→ **EXERCISE REQUIREMENTS**
Where "time" appears in a line of the entries below, that line should be copied.
※ ※ ※
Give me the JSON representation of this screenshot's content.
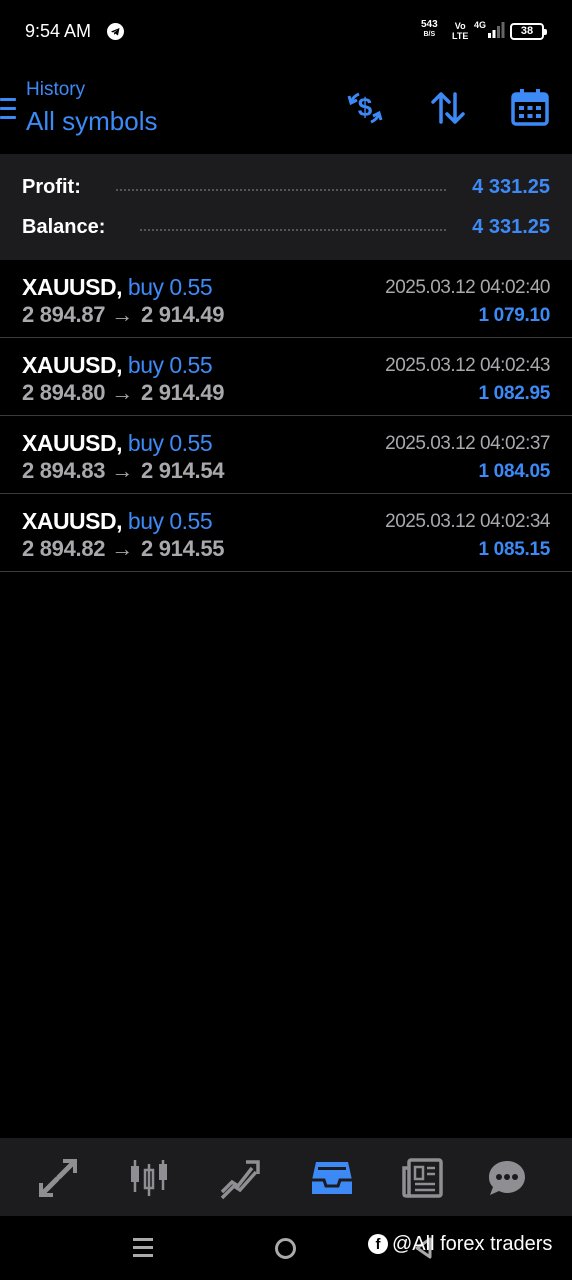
{
  "status_bar": {
    "time": "9:54 AM",
    "net_speed": "543",
    "net_speed_unit": "B/S",
    "volte_top": "Vo",
    "volte_bottom": "LTE",
    "network": "4G",
    "battery": "38"
  },
  "header": {
    "subtitle": "History",
    "title": "All symbols",
    "icons": [
      "menu-icon",
      "dollar-refresh-icon",
      "sort-icon",
      "calendar-icon"
    ]
  },
  "summary": {
    "profit_label": "Profit:",
    "profit_value": "4 331.25",
    "balance_label": "Balance:",
    "balance_value": "4 331.25"
  },
  "trades": [
    {
      "symbol": "XAUUSD,",
      "side": "buy 0.55",
      "open": "2 894.87",
      "close": "2 914.49",
      "time": "2025.03.12 04:02:40",
      "profit": "1 079.10"
    },
    {
      "symbol": "XAUUSD,",
      "side": "buy 0.55",
      "open": "2 894.80",
      "close": "2 914.49",
      "time": "2025.03.12 04:02:43",
      "profit": "1 082.95"
    },
    {
      "symbol": "XAUUSD,",
      "side": "buy 0.55",
      "open": "2 894.83",
      "close": "2 914.54",
      "time": "2025.03.12 04:02:37",
      "profit": "1 084.05"
    },
    {
      "symbol": "XAUUSD,",
      "side": "buy 0.55",
      "open": "2 894.82",
      "close": "2 914.55",
      "time": "2025.03.12 04:02:34",
      "profit": "1 085.15"
    }
  ],
  "bottom_nav": {
    "items": [
      "quotes-icon",
      "chart-icon",
      "trade-icon",
      "history-icon",
      "news-icon",
      "messages-icon"
    ],
    "active": "history-icon"
  },
  "watermark": {
    "text": "@All forex traders",
    "icon": "facebook-icon"
  },
  "colors": {
    "accent": "#3d8af7",
    "background": "#000000",
    "panel": "#1c1c1e",
    "muted_text": "#a9a9ad"
  }
}
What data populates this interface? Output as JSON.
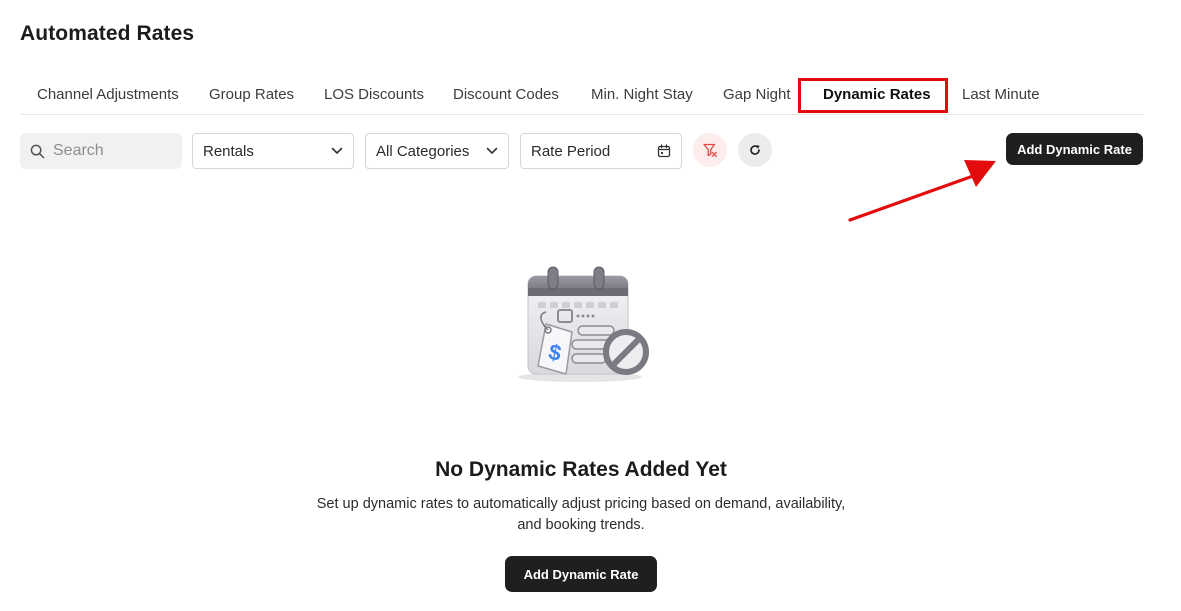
{
  "page": {
    "title": "Automated Rates"
  },
  "tabs": [
    {
      "label": "Channel Adjustments",
      "active": false
    },
    {
      "label": "Group Rates",
      "active": false
    },
    {
      "label": "LOS Discounts",
      "active": false
    },
    {
      "label": "Discount Codes",
      "active": false
    },
    {
      "label": "Min. Night Stay",
      "active": false
    },
    {
      "label": "Gap Night",
      "active": false
    },
    {
      "label": "Dynamic Rates",
      "active": true
    },
    {
      "label": "Last Minute",
      "active": false
    }
  ],
  "toolbar": {
    "search_placeholder": "Search",
    "search_icon": "search-icon",
    "rentals_select": "Rentals",
    "categories_select": "All Categories",
    "rate_period": "Rate Period",
    "calendar_icon": "calendar-icon",
    "clear_filter_icon": "filter-clear-icon",
    "refresh_icon": "refresh-icon",
    "add_button": "Add Dynamic Rate"
  },
  "empty_state": {
    "illustration": "calendar-price-tag-illustration",
    "title": "No Dynamic Rates Added Yet",
    "description_line1": "Set up dynamic rates to automatically adjust pricing based on demand, availability,",
    "description_line2": "and booking trends.",
    "button": "Add Dynamic Rate"
  },
  "annotation": {
    "highlight_color": "#e30b0b",
    "arrow_color": "#e30b0b"
  },
  "colors": {
    "primary_button": "#1f1f1f",
    "filter_clear_bg": "#fdecec",
    "filter_clear_icon": "#e04848"
  }
}
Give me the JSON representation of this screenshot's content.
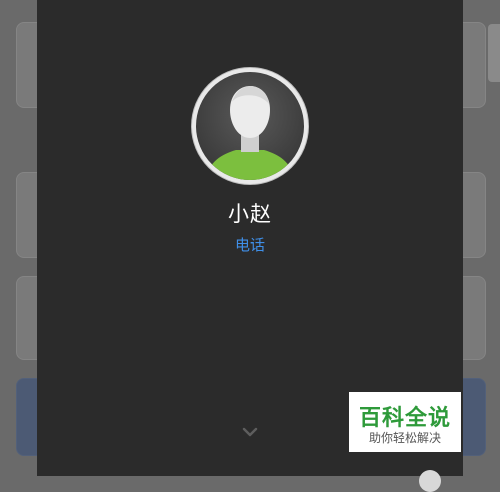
{
  "contact": {
    "name": "小赵",
    "label": "电话"
  },
  "icons": {
    "avatar": "default-person-avatar-icon",
    "expand": "chevron-down-icon"
  },
  "colors": {
    "overlay_bg": "#2b2b2b",
    "accent": "#3f8fe8",
    "avatar_shirt": "#7cbf3e"
  },
  "watermark": {
    "main": "百科全说",
    "sub": "助你轻松解决"
  }
}
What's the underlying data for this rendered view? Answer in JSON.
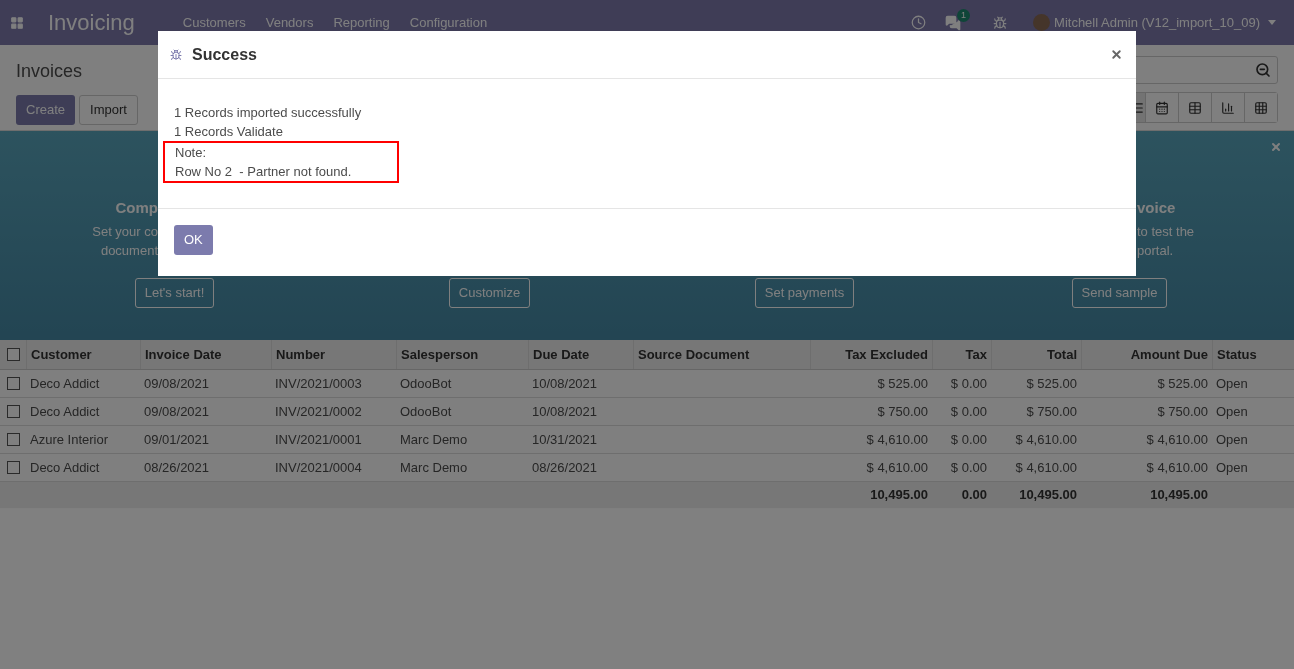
{
  "navbar": {
    "app_title": "Invoicing",
    "menu": [
      "Customers",
      "Vendors",
      "Reporting",
      "Configuration"
    ],
    "message_count": "1",
    "user": "Mitchell Admin (V12_import_10_09)"
  },
  "control_panel": {
    "title": "Invoices",
    "buttons": [
      {
        "label": "Create",
        "kind": "primary"
      },
      {
        "label": "Import",
        "kind": "secondary"
      }
    ],
    "views": [
      {
        "kind": "list",
        "selected": true
      },
      {
        "kind": "calendar",
        "selected": false
      },
      {
        "kind": "pivot",
        "selected": false
      },
      {
        "kind": "graph",
        "selected": false
      },
      {
        "kind": "grid",
        "selected": false
      }
    ]
  },
  "banner": {
    "steps": [
      {
        "kind": "cut_end",
        "title": "Comp",
        "lines": [
          "Set your co",
          "document"
        ],
        "button": "Let's start!"
      },
      {
        "kind": "hidden",
        "button": "Customize"
      },
      {
        "kind": "hidden",
        "button": "Set payments"
      },
      {
        "kind": "cut_start",
        "title": "voice",
        "lines": [
          "to test the",
          "portal."
        ],
        "button": "Send sample"
      }
    ]
  },
  "table": {
    "select_all": {
      "checked": false
    },
    "columns": [
      {
        "label": "Customer",
        "kind": "text"
      },
      {
        "label": "Invoice Date",
        "kind": "text"
      },
      {
        "label": "Number",
        "kind": "text"
      },
      {
        "label": "Salesperson",
        "kind": "text"
      },
      {
        "label": "Due Date",
        "kind": "text"
      },
      {
        "label": "Source Document",
        "kind": "text"
      },
      {
        "label": "Tax Excluded",
        "kind": "money"
      },
      {
        "label": "Tax",
        "kind": "money"
      },
      {
        "label": "Total",
        "kind": "money"
      },
      {
        "label": "Amount Due",
        "kind": "money"
      },
      {
        "label": "Status",
        "kind": "text"
      }
    ],
    "rows": [
      {
        "checked": false,
        "cells": [
          "Deco Addict",
          "09/08/2021",
          "INV/2021/0003",
          "OdooBot",
          "10/08/2021",
          null,
          "$ 525.00",
          "$ 0.00",
          "$ 525.00",
          "$ 525.00",
          "Open"
        ]
      },
      {
        "checked": false,
        "cells": [
          "Deco Addict",
          "09/08/2021",
          "INV/2021/0002",
          "OdooBot",
          "10/08/2021",
          null,
          "$ 750.00",
          "$ 0.00",
          "$ 750.00",
          "$ 750.00",
          "Open"
        ]
      },
      {
        "checked": false,
        "cells": [
          "Azure Interior",
          "09/01/2021",
          "INV/2021/0001",
          "Marc Demo",
          "10/31/2021",
          null,
          "$ 4,610.00",
          "$ 0.00",
          "$ 4,610.00",
          "$ 4,610.00",
          "Open"
        ]
      },
      {
        "checked": false,
        "cells": [
          "Deco Addict",
          "08/26/2021",
          "INV/2021/0004",
          "Marc Demo",
          "08/26/2021",
          null,
          "$ 4,610.00",
          "$ 0.00",
          "$ 4,610.00",
          "$ 4,610.00",
          "Open"
        ]
      }
    ],
    "totals": [
      "10,495.00",
      "0.00",
      "10,495.00",
      "10,495.00"
    ]
  },
  "dialog": {
    "title": "Success",
    "lines": [
      "1 Records imported successfully",
      "1 Records Validate"
    ],
    "note": {
      "highlighted": true,
      "lines": [
        "Note:",
        "Row No 2  - Partner not found."
      ]
    },
    "ok_button": "OK"
  }
}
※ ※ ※
→ **RESULT**
    "time": "9:54 AM",
      "time": "2025.03.12 04:02:40",
      "time": "2025.03.12 04:02:43",
      "time": "2025.03.12 04:02:37",
      "time": "2025.03.12 04:02:34",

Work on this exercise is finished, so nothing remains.